Required work:
Go through the data and copy each line that holds "typeinfo".

Top of Data

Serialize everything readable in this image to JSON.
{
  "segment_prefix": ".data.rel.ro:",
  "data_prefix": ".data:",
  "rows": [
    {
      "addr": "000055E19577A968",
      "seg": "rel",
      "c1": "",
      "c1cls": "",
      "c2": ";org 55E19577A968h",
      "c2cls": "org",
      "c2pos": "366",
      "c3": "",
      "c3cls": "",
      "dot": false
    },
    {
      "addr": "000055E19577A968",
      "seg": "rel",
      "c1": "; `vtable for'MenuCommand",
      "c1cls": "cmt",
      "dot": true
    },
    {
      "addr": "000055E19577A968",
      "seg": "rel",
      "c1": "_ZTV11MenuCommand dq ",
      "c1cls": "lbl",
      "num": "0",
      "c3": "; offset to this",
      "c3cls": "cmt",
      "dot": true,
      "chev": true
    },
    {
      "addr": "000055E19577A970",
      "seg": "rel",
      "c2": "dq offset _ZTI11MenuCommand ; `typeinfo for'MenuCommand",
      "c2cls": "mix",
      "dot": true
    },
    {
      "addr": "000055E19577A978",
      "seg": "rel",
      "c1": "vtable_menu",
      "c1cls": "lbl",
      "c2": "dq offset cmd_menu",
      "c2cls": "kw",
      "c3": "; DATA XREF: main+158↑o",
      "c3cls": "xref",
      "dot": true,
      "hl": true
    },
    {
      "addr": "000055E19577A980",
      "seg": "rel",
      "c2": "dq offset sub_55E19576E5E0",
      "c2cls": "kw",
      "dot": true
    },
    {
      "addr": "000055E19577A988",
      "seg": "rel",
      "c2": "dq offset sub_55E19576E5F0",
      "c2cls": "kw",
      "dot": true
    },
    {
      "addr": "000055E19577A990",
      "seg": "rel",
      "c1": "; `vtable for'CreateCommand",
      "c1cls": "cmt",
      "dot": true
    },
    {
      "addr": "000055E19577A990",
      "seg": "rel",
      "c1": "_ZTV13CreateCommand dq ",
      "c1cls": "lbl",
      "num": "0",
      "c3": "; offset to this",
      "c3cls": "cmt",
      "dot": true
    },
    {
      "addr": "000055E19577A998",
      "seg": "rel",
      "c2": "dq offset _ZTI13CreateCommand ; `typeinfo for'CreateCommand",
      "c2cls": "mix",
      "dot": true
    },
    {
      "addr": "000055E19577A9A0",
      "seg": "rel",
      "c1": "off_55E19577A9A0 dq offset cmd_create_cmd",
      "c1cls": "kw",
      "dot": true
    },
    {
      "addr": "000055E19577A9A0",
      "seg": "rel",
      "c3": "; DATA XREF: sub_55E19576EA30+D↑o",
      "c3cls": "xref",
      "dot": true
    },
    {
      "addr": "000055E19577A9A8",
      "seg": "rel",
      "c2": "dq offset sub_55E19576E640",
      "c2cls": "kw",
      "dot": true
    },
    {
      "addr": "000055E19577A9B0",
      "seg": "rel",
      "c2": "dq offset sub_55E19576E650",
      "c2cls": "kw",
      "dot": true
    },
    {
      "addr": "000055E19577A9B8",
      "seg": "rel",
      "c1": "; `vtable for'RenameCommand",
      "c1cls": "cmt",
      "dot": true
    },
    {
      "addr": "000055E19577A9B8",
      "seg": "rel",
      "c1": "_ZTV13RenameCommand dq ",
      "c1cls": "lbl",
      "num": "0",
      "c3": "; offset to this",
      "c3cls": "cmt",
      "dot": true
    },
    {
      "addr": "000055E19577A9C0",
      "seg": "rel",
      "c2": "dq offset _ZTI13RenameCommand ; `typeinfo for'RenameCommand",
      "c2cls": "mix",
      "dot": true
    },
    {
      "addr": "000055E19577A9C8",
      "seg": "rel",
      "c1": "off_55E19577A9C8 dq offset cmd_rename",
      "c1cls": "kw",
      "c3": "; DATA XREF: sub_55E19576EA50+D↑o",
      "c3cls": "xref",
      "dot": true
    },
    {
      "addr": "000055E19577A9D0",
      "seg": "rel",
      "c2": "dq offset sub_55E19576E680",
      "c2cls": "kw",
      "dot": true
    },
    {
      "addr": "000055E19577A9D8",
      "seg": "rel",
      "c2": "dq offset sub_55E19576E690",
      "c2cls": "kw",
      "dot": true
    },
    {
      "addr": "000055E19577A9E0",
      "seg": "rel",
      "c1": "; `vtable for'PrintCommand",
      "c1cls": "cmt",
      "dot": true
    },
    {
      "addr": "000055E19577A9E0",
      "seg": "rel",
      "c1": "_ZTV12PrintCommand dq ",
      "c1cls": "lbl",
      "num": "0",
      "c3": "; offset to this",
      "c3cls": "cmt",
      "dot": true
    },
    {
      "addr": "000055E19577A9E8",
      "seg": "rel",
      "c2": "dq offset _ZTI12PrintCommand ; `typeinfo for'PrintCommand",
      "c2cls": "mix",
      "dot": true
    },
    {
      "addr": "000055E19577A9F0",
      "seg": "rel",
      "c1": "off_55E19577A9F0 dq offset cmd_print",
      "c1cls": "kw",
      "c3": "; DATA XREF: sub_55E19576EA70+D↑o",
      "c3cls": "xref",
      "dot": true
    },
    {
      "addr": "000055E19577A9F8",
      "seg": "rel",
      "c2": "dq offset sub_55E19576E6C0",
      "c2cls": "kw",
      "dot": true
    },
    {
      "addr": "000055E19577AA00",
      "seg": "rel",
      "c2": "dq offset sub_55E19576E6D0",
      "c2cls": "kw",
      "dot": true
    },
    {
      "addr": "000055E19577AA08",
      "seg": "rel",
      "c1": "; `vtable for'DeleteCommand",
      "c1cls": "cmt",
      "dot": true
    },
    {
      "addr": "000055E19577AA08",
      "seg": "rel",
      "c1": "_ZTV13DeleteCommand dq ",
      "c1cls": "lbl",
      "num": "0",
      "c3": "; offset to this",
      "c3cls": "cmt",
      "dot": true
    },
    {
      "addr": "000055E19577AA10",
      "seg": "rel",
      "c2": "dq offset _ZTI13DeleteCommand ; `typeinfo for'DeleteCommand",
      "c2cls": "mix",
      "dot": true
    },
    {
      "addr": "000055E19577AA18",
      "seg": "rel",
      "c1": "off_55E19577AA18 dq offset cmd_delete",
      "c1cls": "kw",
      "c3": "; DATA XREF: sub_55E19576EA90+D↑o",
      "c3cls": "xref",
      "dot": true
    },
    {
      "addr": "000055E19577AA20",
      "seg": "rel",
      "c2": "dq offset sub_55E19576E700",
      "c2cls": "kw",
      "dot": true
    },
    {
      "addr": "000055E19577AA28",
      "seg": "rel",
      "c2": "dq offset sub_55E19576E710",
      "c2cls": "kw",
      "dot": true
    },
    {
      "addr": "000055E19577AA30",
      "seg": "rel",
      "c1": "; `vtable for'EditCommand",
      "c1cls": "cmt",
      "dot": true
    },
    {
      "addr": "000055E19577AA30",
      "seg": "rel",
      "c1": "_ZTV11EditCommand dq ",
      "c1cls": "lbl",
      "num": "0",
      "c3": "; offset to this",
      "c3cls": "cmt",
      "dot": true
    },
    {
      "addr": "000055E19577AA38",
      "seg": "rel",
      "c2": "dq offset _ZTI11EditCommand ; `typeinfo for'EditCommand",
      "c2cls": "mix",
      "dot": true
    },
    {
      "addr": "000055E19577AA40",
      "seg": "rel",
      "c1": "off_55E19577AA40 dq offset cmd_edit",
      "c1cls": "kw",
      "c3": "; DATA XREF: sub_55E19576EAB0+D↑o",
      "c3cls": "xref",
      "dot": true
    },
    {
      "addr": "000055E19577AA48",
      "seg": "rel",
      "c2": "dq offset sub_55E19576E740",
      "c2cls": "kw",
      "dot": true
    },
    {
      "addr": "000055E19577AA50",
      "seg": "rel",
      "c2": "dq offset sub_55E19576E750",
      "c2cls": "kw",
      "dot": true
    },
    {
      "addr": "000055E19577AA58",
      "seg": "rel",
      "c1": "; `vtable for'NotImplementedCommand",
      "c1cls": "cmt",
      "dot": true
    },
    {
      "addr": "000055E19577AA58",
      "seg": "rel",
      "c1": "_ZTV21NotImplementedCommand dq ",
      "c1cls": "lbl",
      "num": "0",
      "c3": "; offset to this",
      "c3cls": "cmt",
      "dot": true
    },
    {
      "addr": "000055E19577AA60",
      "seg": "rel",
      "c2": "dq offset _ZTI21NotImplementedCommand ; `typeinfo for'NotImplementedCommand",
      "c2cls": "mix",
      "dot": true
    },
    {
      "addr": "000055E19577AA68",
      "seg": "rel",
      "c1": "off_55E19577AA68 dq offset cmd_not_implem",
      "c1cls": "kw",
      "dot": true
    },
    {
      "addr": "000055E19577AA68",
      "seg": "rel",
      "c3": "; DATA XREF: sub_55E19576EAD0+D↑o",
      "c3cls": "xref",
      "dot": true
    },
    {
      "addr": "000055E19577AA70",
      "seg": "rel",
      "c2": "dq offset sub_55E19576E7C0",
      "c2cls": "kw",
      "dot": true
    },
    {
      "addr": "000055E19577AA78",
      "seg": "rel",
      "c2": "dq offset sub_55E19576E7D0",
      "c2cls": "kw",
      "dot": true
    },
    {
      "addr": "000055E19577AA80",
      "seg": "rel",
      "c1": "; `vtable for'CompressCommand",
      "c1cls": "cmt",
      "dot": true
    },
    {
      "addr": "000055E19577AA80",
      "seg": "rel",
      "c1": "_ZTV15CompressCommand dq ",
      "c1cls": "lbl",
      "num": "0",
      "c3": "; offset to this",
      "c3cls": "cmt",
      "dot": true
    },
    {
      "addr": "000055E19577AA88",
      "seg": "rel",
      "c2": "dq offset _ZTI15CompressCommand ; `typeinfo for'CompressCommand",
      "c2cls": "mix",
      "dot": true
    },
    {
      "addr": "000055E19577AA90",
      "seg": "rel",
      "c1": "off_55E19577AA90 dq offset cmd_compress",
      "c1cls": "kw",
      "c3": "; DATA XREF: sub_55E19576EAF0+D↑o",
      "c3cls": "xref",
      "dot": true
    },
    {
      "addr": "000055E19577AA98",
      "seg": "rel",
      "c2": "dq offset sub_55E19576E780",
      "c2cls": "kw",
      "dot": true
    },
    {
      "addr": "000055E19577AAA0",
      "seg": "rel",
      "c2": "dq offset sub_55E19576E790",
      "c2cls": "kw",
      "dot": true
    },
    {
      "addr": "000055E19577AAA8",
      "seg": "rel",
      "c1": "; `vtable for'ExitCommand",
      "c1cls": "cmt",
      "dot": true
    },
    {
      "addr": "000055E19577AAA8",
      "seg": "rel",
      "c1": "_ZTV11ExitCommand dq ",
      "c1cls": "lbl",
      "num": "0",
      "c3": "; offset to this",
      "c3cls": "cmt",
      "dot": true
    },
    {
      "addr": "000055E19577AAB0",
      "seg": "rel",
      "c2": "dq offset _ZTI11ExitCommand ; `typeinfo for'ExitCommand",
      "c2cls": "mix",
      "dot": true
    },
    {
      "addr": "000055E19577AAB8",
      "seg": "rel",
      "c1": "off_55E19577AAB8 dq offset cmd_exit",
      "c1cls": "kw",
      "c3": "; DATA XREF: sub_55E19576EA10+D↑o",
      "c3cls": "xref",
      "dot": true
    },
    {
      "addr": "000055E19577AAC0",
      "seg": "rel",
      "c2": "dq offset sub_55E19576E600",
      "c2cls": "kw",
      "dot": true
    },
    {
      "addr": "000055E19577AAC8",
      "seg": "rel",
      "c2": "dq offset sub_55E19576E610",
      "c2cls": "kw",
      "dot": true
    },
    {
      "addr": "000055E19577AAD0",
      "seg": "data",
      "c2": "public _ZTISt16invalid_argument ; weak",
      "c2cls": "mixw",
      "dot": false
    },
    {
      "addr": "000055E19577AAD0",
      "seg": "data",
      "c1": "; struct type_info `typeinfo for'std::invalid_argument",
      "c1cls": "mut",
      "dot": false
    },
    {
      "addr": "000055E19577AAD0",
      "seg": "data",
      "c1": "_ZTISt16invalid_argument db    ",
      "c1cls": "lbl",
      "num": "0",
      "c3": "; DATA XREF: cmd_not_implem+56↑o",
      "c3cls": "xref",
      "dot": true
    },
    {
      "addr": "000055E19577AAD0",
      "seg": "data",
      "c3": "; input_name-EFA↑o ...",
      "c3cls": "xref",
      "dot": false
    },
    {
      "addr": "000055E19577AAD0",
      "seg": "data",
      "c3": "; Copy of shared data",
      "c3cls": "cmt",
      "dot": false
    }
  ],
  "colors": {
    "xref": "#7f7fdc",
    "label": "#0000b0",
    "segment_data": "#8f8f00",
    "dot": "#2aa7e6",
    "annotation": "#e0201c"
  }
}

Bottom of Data

Expected answer:
      "c2": "dq offset _ZTI11MenuCommand ; `typeinfo for'MenuCommand",
      "c2": "dq offset _ZTI13CreateCommand ; `typeinfo for'CreateCommand",
      "c2": "dq offset _ZTI13RenameCommand ; `typeinfo for'RenameCommand",
      "c2": "dq offset _ZTI12PrintCommand ; `typeinfo for'PrintCommand",
      "c2": "dq offset _ZTI13DeleteCommand ; `typeinfo for'DeleteCommand",
      "c2": "dq offset _ZTI11EditCommand ; `typeinfo for'EditCommand",
      "c2": "dq offset _ZTI21NotImplementedCommand ; `typeinfo for'NotImplementedCommand",
      "c2": "dq offset _ZTI15CompressCommand ; `typeinfo for'CompressCommand",
      "c2": "dq offset _ZTI11ExitCommand ; `typeinfo for'ExitCommand",
      "c1": "; struct type_info `typeinfo for'std::invalid_argument",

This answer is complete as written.